Published by Ronald Caplan on 1979/12/1
tivate their farms. He owned the island and he farmed this side. He was in charge of it. (When he came here, he was wealthy?) Not wealthy, but he had means. And he was a priest. And the community needed him then because they were under domination. I don't think they were so harsh, but it was domination of outsiders, and he didn't like what he considered outsiders to have the whole business of the Acadians of Cheticamp. (Did he treat the Acadians bet? ter than these outsiders?) Well, nobody ever complained. Of course, you had to o- bey him. He wanted to be obeyed. He was a leader. If he hadn't been a leader, that church would never have been built. In a poor place like Cheticamp, this is a monu? ment.
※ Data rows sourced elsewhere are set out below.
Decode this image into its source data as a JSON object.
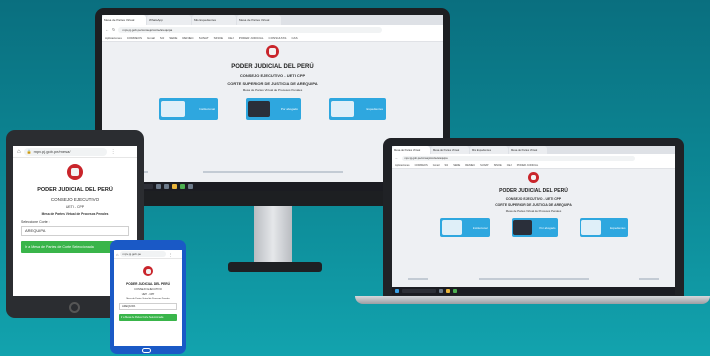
{
  "desktop": {
    "tabs": [
      "Mesa de Partes Virtual",
      "WhatsApp",
      "Mis Expedientes",
      "Mesa de Partes Virtual"
    ],
    "url": "mpv.pj.gob.pe/consejo/corte/arequipa",
    "bookmarks": [
      "Aplicaciones",
      "CORREOS",
      "Gmail",
      "SIJ",
      "SEDE",
      "RENIEC",
      "SUNAT",
      "SINOE",
      "CEJ",
      "PODER JUDICIAL",
      "CONSULTAS",
      "CAS"
    ],
    "heading": "PODER JUDICIAL DEL PERÚ",
    "council": "CONSEJO EJECUTIVO - UETI CPP",
    "court": "CORTE SUPERIOR DE JUSTICIA DE AREQUIPA",
    "mesa": "Mesa de Partes Virtual de Procesos Penales",
    "cards": [
      "Institucional",
      "Por abogado",
      "Expedientes"
    ]
  },
  "laptop": {
    "tabs": [
      "Mesa de Partes Virtual",
      "Mesa de Partes Virtual",
      "Mis Expedientes",
      "Mesa de Partes Virtual"
    ],
    "url": "mpv.pj.gob.pe/consejo/corte/arequipa",
    "bookmarks": [
      "Aplicaciones",
      "CORREOS",
      "Gmail",
      "SIJ",
      "SEDE",
      "RENIEC",
      "SUNAT",
      "SINOE",
      "CEJ",
      "PODER JUDICIAL"
    ],
    "heading": "PODER JUDICIAL DEL PERÚ",
    "council": "CONSEJO EJECUTIVO - UETI CPP",
    "court": "CORTE SUPERIOR DE JUSTICIA DE AREQUIPA",
    "mesa": "Mesa de Partes Virtual de Procesos Penales",
    "cards": [
      "Institucional",
      "Por abogado",
      "Expedientes"
    ]
  },
  "tablet": {
    "url": "mpv.pj.gob.pe/mesa/",
    "heading": "PODER JUDICIAL DEL PERÚ",
    "council": "CONSEJO EJECUTIVO",
    "ueti": "UETI - CPP",
    "mesa": "Mesa de Partes Virtual de Procesos Penales",
    "select_label": "Seleccione Corte :",
    "select_value": "AREQUIPA",
    "button": "Ir a Mesa de Partes de Corte Seleccionada"
  },
  "phone": {
    "url": "mpv.pj.gob.pe",
    "heading": "PODER JUDICIAL DEL PERÚ",
    "council": "CONSEJO EJECUTIVO",
    "ueti": "UETI - CPP",
    "mesa": "Mesa de Partes Virtual de Procesos Penales",
    "select_value": "AREQUIPA",
    "button": "Ir a Mesa de Partes Corte Seleccionada"
  },
  "colors": {
    "background": "#0d8a97",
    "brand_red": "#c9252b",
    "card_blue": "#2ea7df",
    "button_green": "#39b54a",
    "phone_frame": "#1a59c6"
  }
}
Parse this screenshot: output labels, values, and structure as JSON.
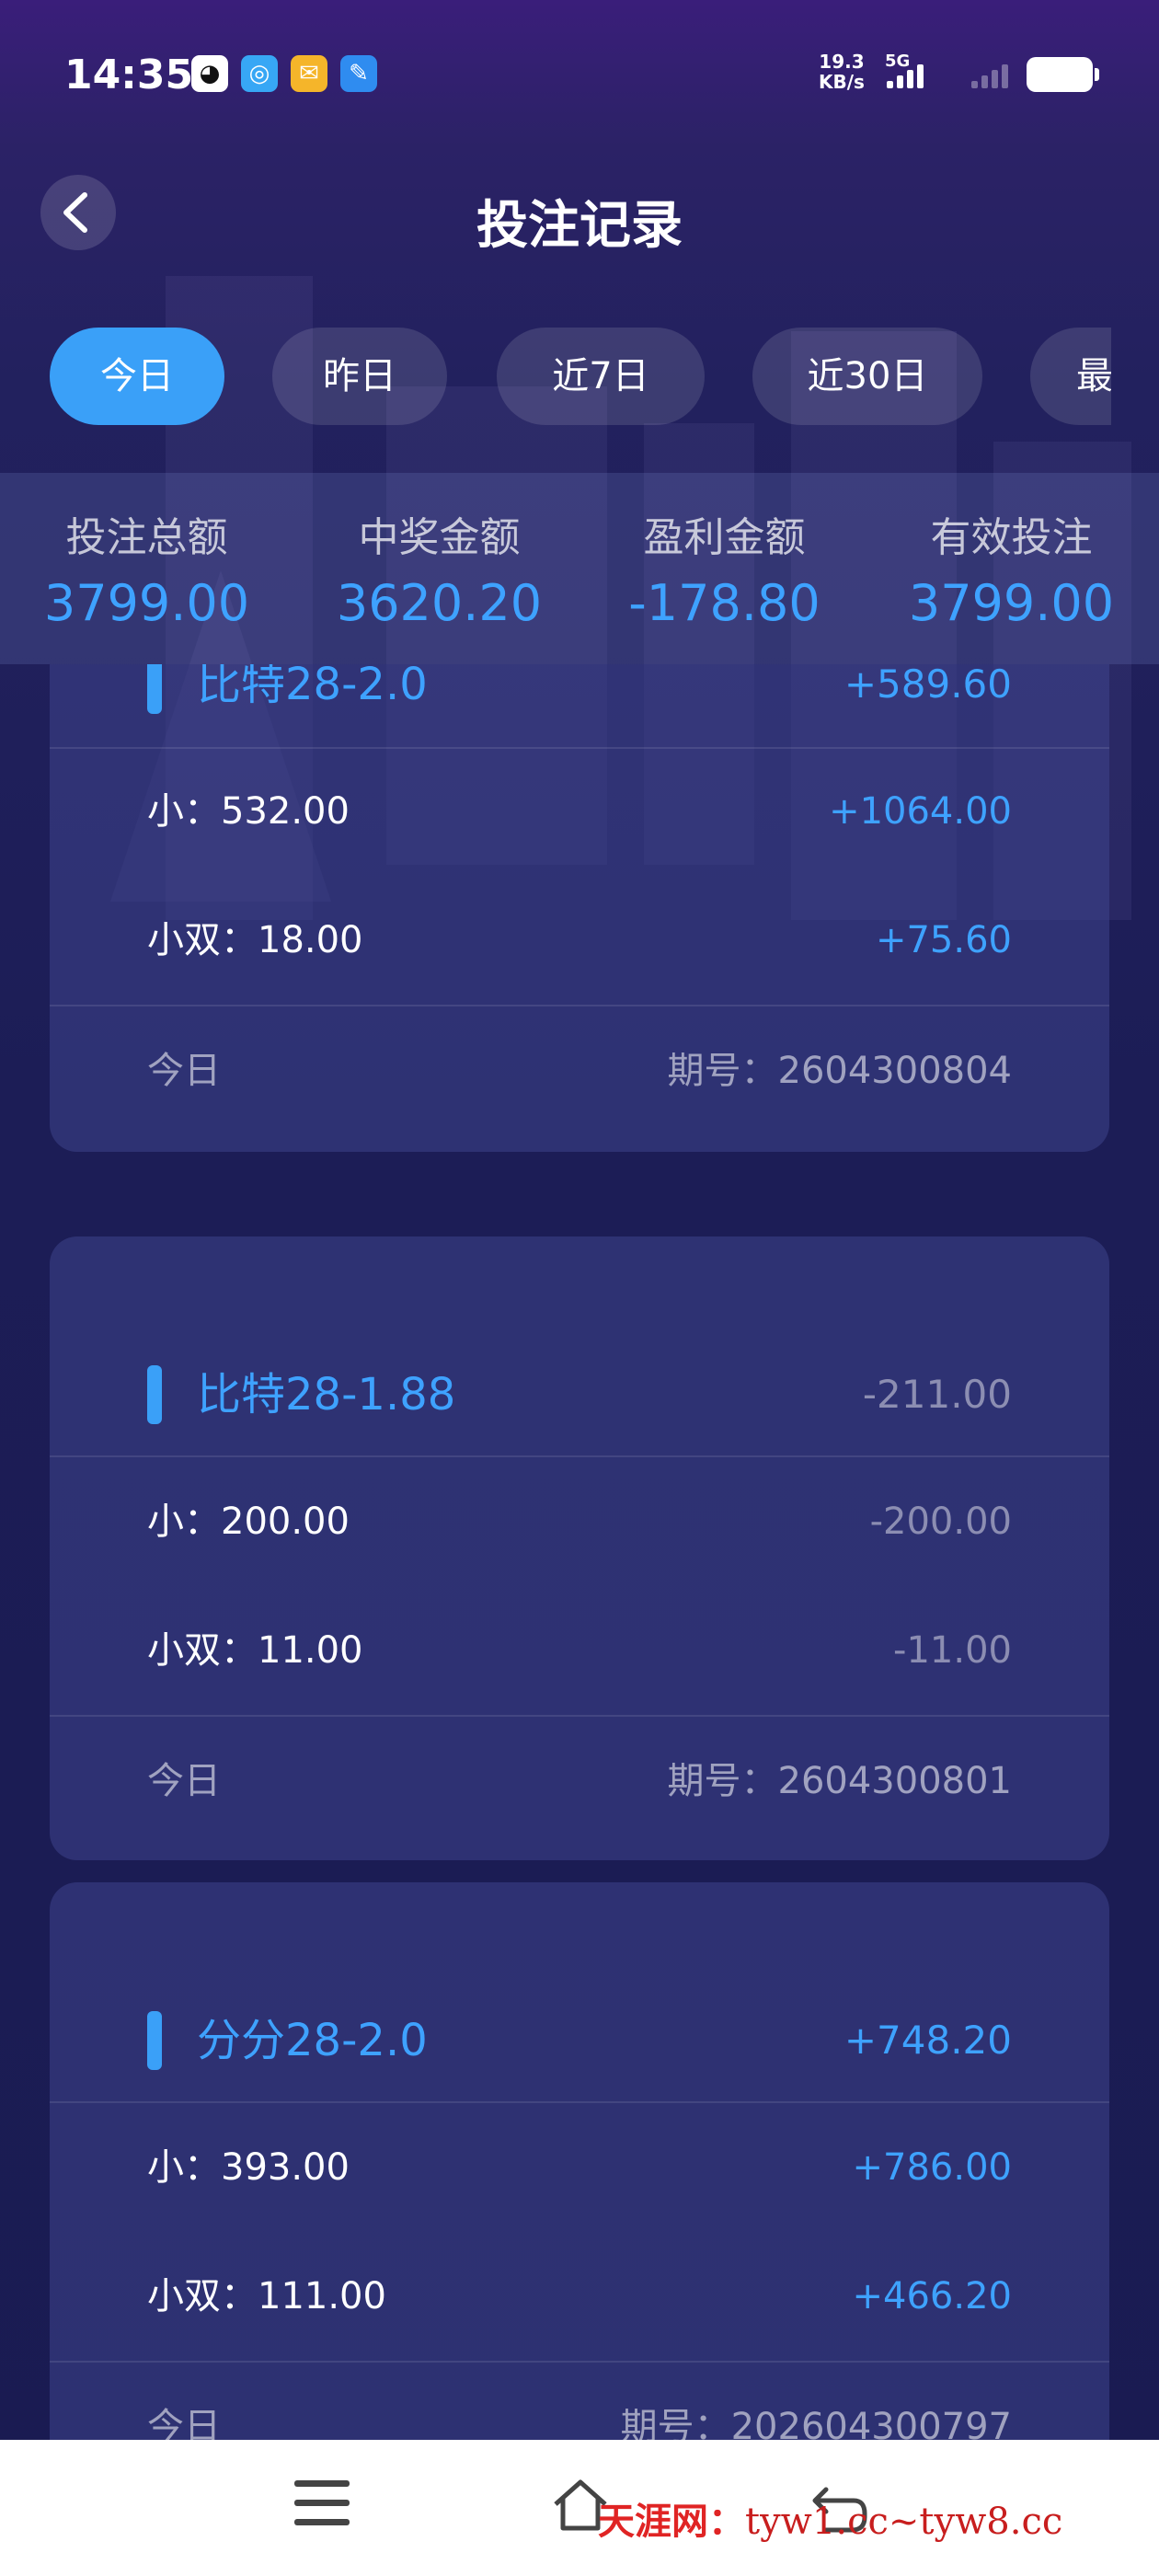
{
  "status_bar": {
    "time": "14:35",
    "net_speed_value": "19.3",
    "net_speed_unit": "KB/s",
    "network_type": "5G",
    "notification_icons": [
      "qq-icon",
      "browser-icon",
      "mail-icon",
      "message-icon"
    ]
  },
  "header": {
    "title": "投注记录",
    "back_icon": "chevron-left-icon"
  },
  "tabs": [
    {
      "label": "今日",
      "active": true
    },
    {
      "label": "昨日",
      "active": false
    },
    {
      "label": "近7日",
      "active": false
    },
    {
      "label": "近30日",
      "active": false
    },
    {
      "label": "最",
      "active": false
    }
  ],
  "summary": [
    {
      "label": "投注总额",
      "value": "3799.00"
    },
    {
      "label": "中奖金额",
      "value": "3620.20"
    },
    {
      "label": "盈利金额",
      "value": "-178.80"
    },
    {
      "label": "有效投注",
      "value": "3799.00"
    }
  ],
  "records": [
    {
      "game": "比特28-2.0",
      "total": "+589.60",
      "bets": [
        {
          "label": "小：532.00",
          "amount": "+1064.00"
        },
        {
          "label": "小双：18.00",
          "amount": "+75.60"
        }
      ],
      "day": "今日",
      "issue": "期号：2604300804"
    },
    {
      "game": "比特28-1.88",
      "total": "-211.00",
      "bets": [
        {
          "label": "小：200.00",
          "amount": "-200.00"
        },
        {
          "label": "小双：11.00",
          "amount": "-11.00"
        }
      ],
      "day": "今日",
      "issue": "期号：2604300801"
    },
    {
      "game": "分分28-2.0",
      "total": "+748.20",
      "bets": [
        {
          "label": "小：393.00",
          "amount": "+786.00"
        },
        {
          "label": "小双：111.00",
          "amount": "+466.20"
        }
      ],
      "day": "今日",
      "issue": "期号：202604300797"
    }
  ],
  "watermark": {
    "brand": "天涯网",
    "separator": "：",
    "domains": "tyw1.cc~tyw8.cc"
  },
  "colors": {
    "accent": "#3aa0f8",
    "value_blue": "#3ea2ff",
    "background": "#1c1d56"
  }
}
And he financed it. (And in the gypsum business, buying shares at 5 cents a piece, did the people do well?) They never got money for that, no dividends. And they lost everything, But the people of Cheticamp didn't buy too much of it. Most of it was bought in Que? bec, because Fr. Fiset was born there. (So all the people of Cheticamp got from the gypsum was wages?) That's all. And those that had property, after the Atlantic Gyp? sum and the National Gypsimi came, got two cents a ton royalties. Some did pretty well. The mill was put up in I9O8. On the 20th of August they started the mill. I was there. And Fr. Fiset put the first stone in the crusher. That was on the 20th of August, and he became sick in November. He got kind of a weak spell saying mass. He sat down. And after awhile he finished the mass, but he never went to church after? ward. And he was sick all winter, and he died in April. He died only a year after the gypsum started. He was the force behind it and I think, if he had lived, it would have gone better. Because people had confidence in him. But nobody knows. He didn't have a chance. The mill started in August 1908, and he got sick in November 1909. He was a businessman. And he was a good priest. Four companies mined gypsum at Cheticamp: The Great Northern Mining Company from I908 to 191'; the International Gypsum Company, 1923-25; Atlantic Gypsum Mining Company, I926 to 1936; and National Gypsum (Canada) Ltd., 1936 to 1939. Our thanks to Jacques Pleau, Naturalist, Cape Breton Highlands National Park, for bringing Anselme Boudreau's article to our attention; most of the French portion appeared first in Le Petit Courier. Most of the photos came from the National Park collection, and Wilfred Chiasson, Wilfred Deveau, Marie Helene Romard and Mrs. P.E. Chiasson supplied originals. Thanks as well to Marcelle Crimp for help with editing. SYDNEY SHIP SUPPLY Sydney and Port Hawkesbury INTEGRITY Being true to yourself ?? having Integrity meaiis more than just nui preten'ng to be someone else. Itmeansbelngcompletely true to what Is inside of you.. To what you icriow is right. It means doing what yoii feel you must do regardless of the immediate cost or sacrifice. It means making decisions for yourself and your family, and your entire life tj'ned on what is proper, not on what is exped imt. i;'me??is at all time to be honourable and to behave decent!) and ghmi bi a very practical.sertse it f>ays' for without integrity no person b complete and without it no book, no play, nothing writ- ten, nothing done by man hasany real value. As British psychiatrist Harry Edelston remarked of the melancholy figure of Howard Hughes: "A RUTHLESS PURSUIT OF FINANCIAL DOMINANCE CARRIES WITH IT DEEP AND PRIMITIVE FEARS WHICH LEAVE NO ROOM FOR THE GENTLER ELEMENTS OF PERSONAL AFFECTION." • from "Who's the Richest Man in the World," Weekend Magazine
Cape Breton's Magazine